The Right Touch
The Right Touch
In David Stephens’ large wood assemblages, angular shapes and rich colors are offset by uniform circular bumps. At first glance, the pieces appear almost like irregular Legos. But the bumps contain messages, written in Braille. Stephens, who lives in Philadelphia, has been a visual artist for nearly 50 years. He lost his eyesight to glaucoma 15 years ago.
Stephens, whose career in art started with painting, drawing, and printmaking, gradually lost his vision over the course of the 1990s. In 1999, he enrolled at the school for the blind in Baltimore. “I learned Braille and saw Braille being a kind of code,” he says. “Braille became a major issue in the work, because I had thought, ‘How do I express the fact that I’m blind without just focusing on that?’ ” Many of his Braille messages spring from the Bible, such as “Sufficient unto the day the evil thereof” and “I tell you, little children, avoid idols and the worship of graven images.”
Stephens is glad to be a full-time artist again. At the height of his painting career in the mid-1970s, Stephens showed in New York City and exhibited nationally and internationally.
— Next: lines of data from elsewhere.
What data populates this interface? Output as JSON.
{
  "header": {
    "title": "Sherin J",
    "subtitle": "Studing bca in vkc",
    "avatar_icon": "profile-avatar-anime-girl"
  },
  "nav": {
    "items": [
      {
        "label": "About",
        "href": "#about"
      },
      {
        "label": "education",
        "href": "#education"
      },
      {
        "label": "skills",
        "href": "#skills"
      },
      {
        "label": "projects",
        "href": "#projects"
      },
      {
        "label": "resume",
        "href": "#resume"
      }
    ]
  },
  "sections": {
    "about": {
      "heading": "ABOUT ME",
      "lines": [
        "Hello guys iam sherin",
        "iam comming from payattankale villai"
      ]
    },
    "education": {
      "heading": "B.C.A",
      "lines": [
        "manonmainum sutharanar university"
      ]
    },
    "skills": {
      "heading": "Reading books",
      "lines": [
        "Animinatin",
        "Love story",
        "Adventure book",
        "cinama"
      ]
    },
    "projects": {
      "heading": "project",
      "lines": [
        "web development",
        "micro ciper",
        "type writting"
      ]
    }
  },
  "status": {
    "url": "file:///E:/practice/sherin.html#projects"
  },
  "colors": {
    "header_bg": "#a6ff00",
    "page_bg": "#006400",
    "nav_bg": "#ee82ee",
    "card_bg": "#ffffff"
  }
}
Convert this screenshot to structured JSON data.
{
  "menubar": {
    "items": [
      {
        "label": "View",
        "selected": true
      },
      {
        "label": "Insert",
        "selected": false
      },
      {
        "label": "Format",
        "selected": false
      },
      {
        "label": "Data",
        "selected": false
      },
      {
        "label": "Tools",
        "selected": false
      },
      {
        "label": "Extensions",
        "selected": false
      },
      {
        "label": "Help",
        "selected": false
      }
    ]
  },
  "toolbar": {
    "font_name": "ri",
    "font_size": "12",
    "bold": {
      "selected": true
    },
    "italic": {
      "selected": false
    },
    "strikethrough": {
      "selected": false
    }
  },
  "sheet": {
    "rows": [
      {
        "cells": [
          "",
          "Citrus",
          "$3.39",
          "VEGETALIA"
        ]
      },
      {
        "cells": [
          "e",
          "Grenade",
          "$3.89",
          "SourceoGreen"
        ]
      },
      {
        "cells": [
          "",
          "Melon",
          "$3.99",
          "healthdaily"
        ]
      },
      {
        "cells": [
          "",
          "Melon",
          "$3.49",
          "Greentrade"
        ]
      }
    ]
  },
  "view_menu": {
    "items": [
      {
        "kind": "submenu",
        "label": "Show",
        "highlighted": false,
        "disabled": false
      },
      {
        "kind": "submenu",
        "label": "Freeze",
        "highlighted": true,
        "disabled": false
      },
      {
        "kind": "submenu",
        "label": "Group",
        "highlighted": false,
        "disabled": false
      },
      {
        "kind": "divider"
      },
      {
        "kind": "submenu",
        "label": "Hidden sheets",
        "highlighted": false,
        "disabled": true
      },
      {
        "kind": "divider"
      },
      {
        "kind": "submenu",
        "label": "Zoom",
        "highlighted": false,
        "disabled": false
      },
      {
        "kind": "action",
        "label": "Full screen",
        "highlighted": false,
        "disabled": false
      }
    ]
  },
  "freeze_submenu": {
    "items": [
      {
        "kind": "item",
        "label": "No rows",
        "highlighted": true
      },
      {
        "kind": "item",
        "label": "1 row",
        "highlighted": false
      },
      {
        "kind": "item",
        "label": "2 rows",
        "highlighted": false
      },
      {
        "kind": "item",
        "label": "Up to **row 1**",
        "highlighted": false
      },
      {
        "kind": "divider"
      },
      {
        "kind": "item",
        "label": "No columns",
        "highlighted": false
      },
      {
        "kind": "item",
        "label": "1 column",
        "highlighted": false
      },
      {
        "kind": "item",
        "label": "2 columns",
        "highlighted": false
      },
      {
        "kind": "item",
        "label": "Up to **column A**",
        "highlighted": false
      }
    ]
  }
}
He then worked for a series of arts nonprofits and as an advisor for Pennsylvania’s Council on the Arts. Around the same time his sight began to deteriorate, Stephens was also growing more and more frustrated with his career in arts administration. So in the early ’90s, he retired and restarted his career as an artist.
“I just did it. When I was at the Council on the Arts, I was not able to really have a studio and exhibit, because the job was so demanding, and there were restrictions on my showing in the Northeast area, because it would have been a conflict of interest,” he says. “Instead of keeping a studio, I kept a journal in which I had planned out what I was going to do once I left that job.”
Today, at 73, he continues to draw inspiration from those big ideas. His process involves power tools. “There’s a big 12-inch cut-off saw,” Stephens says – but to his way of thinking, hand tools are more dangerous. “If I hurt myself, it’s with a hand file or something like that. I basically use power tools just like other artists.” Studio assistants help finish and paint the pieces. He often works with lighter colors, mimicking the original colors of the wood he uses and playing off the tension between painted wood and a clear finish that lets the grain show through.
His work begs to be touched. “I usually say the work is three and a half dimensions – there’s that tension between the tactility in the work and the desire of people to touch it, but gallery protocol is keeping them away.”
This spring, the Center for Art in Wood in Philadelphia presented Stephens’ “Auguries of Idolatry” exhibition, coinciding with a show of drawings from earlier in his career at Scribe Video Center, also in the city. Art continues to be the force that drives him, and it keeps him busy.
“Help, for me, is, to a great extent, getting me to the grocery store,” he says. “So far as making the art, I can do most of that.”
Andrew Zoellner is American Craft’s assistant editor.